As happens, that attitude ought to apply not just to CPUs, where AMD is going gangbusters, but GPUs too. AMD's market share in the graphics space has not recovered to nearly the same extent and it's getting harder to excuse that as a consequence of AMD being too small and too poor to take on Nvidia.

For sure, Nvidia is the richer company. Its current market cap is well over a trillion dollars. But as AMD continues to succeed in CPUs, its failure to truly regain traction in the PC gaming graphics market is becoming rather frustrating.

Jeremy Laird
Hardware writer

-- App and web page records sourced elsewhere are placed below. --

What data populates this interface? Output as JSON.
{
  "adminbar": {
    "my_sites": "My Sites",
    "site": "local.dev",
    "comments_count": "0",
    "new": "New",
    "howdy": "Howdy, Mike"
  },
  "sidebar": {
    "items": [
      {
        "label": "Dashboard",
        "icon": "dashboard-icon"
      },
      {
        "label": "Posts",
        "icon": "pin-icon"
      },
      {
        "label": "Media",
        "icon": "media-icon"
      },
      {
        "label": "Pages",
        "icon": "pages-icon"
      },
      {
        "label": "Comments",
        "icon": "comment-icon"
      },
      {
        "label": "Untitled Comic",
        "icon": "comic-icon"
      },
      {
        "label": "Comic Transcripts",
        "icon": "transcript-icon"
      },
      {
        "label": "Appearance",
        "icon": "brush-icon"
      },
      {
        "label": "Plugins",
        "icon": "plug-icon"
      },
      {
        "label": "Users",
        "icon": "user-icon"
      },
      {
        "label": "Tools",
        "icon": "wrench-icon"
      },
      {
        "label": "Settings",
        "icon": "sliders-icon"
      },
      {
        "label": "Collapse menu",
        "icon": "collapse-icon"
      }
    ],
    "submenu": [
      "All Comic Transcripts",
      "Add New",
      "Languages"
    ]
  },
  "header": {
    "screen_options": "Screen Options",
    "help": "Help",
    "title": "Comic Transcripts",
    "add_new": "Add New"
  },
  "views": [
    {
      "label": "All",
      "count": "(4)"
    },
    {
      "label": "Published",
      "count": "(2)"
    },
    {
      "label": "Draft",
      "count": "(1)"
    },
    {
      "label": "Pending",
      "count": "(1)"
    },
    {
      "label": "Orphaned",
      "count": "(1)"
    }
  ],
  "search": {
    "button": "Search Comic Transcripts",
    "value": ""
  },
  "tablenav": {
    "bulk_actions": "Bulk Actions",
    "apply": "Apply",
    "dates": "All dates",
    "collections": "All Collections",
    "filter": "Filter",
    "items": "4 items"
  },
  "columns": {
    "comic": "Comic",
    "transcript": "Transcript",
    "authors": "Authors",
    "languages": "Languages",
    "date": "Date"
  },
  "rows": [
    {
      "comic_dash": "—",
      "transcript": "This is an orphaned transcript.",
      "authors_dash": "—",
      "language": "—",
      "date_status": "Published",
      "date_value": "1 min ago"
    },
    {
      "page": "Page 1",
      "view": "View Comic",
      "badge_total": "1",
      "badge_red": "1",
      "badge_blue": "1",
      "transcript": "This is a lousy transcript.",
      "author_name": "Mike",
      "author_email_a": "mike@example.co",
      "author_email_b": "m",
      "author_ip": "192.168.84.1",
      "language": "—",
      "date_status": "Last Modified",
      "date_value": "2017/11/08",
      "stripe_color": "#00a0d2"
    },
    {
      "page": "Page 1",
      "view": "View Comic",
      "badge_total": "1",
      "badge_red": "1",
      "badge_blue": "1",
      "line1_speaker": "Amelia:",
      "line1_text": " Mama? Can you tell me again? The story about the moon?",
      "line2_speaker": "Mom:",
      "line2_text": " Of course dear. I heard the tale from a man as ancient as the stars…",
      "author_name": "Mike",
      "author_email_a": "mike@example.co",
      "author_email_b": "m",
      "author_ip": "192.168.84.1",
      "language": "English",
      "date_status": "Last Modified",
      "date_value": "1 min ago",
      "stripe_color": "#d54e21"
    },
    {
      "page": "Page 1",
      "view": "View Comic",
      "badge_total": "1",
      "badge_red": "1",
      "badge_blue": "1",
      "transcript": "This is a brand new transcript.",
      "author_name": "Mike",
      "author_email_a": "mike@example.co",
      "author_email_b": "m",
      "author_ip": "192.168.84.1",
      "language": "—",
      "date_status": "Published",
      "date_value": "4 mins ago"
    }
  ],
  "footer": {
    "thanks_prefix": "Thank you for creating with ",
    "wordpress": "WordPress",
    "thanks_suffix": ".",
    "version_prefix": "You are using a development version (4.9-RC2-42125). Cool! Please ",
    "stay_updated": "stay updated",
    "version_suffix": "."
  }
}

Jeremy has been writing about technology and PCs since the 90nm Netburst era (Google it!) and enjoys nothing more than a serious dissertation on the finer points of monitor input lag and overshoot followed by a forensic examination of advanced lithography. Or maybe he just likes machines that go “ping!” He also has a thing for tennis and cars.